Tessa Horan’s Passion for the Environment Meet Tessa Horan ’18, a pre-med, self-proclaimed “tree-hugger” with big plans for making the university – and the world – a little greener.
“As I think about my plans and goals for myself, SEAL, CCL, and the world, I am comforted by the knowledge that we can make a difference.”
Tree-hugger. Nature-lover. Environmentalist. Climate activist. Sustainability advocate. Good steward.
Many labels are used to describe the aspect of my life that I would summarize like this: I care about all of creation, and I want everyone to give love and respect to all life.
This conviction is rooted in the love of nature I learned in childhood, which grew into a passion for environmental protection, then budded a commitment to sustainable living, and finally bloomed activism for global change.
It has led me to my present roles as VP of the W&L Student Environmental Action League (SEAL) and leader of the Lexington chapter of Citizens’ Climate Lobby (CCL), and my involvement with these two organizations has deeply shaped my W&L experience.
When I entered college, I was seeking ways for my budding environmentalism to bloom. SEAL gave me a way. Just a couple of weeks after starting my freshmen classes, I traveled to NYC with a group of SEAL members to participate in the People’s Climate March, which is still one of my favorite memories from my time at W&L. Sophomore year, I stepped up as secretary of SEAL and enthusiastically worked alongside my friends to create a university policy proposal for event sustainability, and to petition for the installation of solar panels with the third-year housing project. While the event policy proposal was received well by the administration and is helping to create real change on campus, the solar panel petition was rejected.
For me, these two projects embodied two opposite but equally important lessons that I learned that year: The hard work of a small group of people has the power to change an entire institution, but all the hard work of a group is sometimes not enough to change anything. When the truth of that second lesson tempts me to give up, I remember the equal truth of that first lesson. Failure is always a possibility when you try something – but it’s a certainty when you don’t try anything.
Those same two lessons have recurred in my work with Citizens’ Climate Lobby, which has been one of the most formative and gratifying experiences of my life. I learned about CCL at the end of freshman year, and I was sold on it almost immediately. They won over my mind with the economic and environmental logic of their Carbon Fee & Dividend proposal (learn about it at citizensclimatelobby.org), and they won over my heart with the beauty of their nonpartisan, respect-based philosophy and their caring, positive community. I was eager to start a chapter and share the ideas I had discovered – but it proved more challenging than I expected. I experienced a great deal of failure and disappointment during that first year as I realized that CCL was much harder to sell to other people than to myself. Yet, with the undying support of a few close friends and family members (shout-out to Sequoya, Kim, Dylan, and my parents!), I persisted.

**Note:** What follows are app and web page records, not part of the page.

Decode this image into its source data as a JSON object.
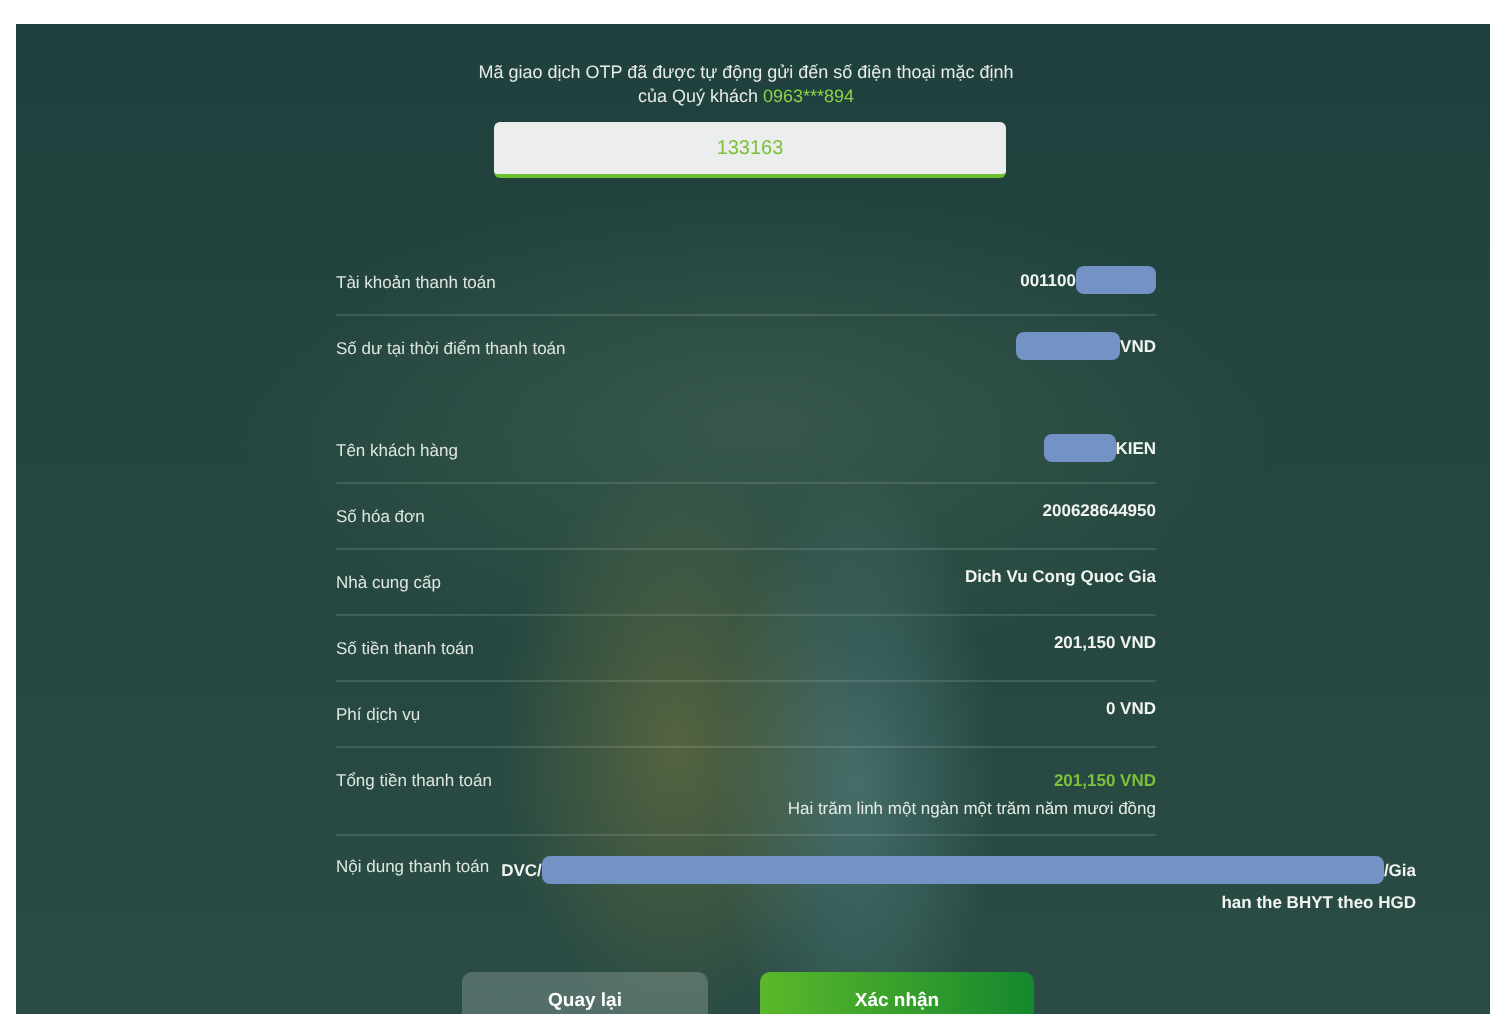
{
  "otp_notice": {
    "text": "Mã giao dịch OTP đã được tự động gửi đến số điện thoại mặc định của Quý khách",
    "phone": "0963***894"
  },
  "otp_field": {
    "value": "133163"
  },
  "rows": [
    {
      "kind": "plain",
      "label": "Tài khoản thanh toán",
      "value": "001100",
      "masked_before": false,
      "masked_after": true,
      "separator": true
    },
    {
      "kind": "plain",
      "label": "Số dư tại thời điểm thanh toán",
      "value": "VND",
      "masked_before": true,
      "masked_after": false,
      "separator": false
    },
    {
      "kind": "plain",
      "label": "Tên khách hàng",
      "value": "KIEN",
      "masked_before": true,
      "masked_after": false,
      "separator": true
    },
    {
      "kind": "plain",
      "label": "Số hóa đơn",
      "value": "200628644950",
      "masked_before": false,
      "masked_after": false,
      "separator": true
    },
    {
      "kind": "plain",
      "label": "Nhà cung cấp",
      "value": "Dich Vu Cong Quoc Gia",
      "masked_before": false,
      "masked_after": false,
      "separator": true
    },
    {
      "kind": "plain",
      "label": "Số tiền thanh toán",
      "value": "201,150 VND",
      "masked_before": false,
      "masked_after": false,
      "separator": true
    },
    {
      "kind": "plain",
      "label": "Phí dịch vụ",
      "value": "0 VND",
      "masked_before": false,
      "masked_after": false,
      "separator": true
    },
    {
      "kind": "total",
      "label": "Tổng tiền thanh toán",
      "value": "201,150 VND",
      "words": "Hai trăm linh một ngàn một trăm năm mươi đồng",
      "separator": true
    },
    {
      "kind": "content",
      "label": "Nội dung thanh toán",
      "value": "DVC/",
      "value_end": "/Gia",
      "value_line2": "han the BHYT theo HGD",
      "masked_middle": true
    }
  ],
  "buttons": [
    {
      "label": "Quay lại",
      "kind": "secondary"
    },
    {
      "label": "Xác nhận",
      "kind": "primary"
    }
  ]
}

I believe my hard work is beginning to pay off – there has been at least one new face at every CCL meeting this year, and we have made real contributions to the national political advocacy for carbon pricing legislation.
As I think about my plans and goals for myself, SEAL, CCL, and the world, I am comforted by the knowledge that we can make a difference – and failure isn’t always the worst thing that can happen. In words more eloquent than my own, “Nobody made a greater mistake than [s]he who did nothing because [s]he could only do a little.” – Edmund Burke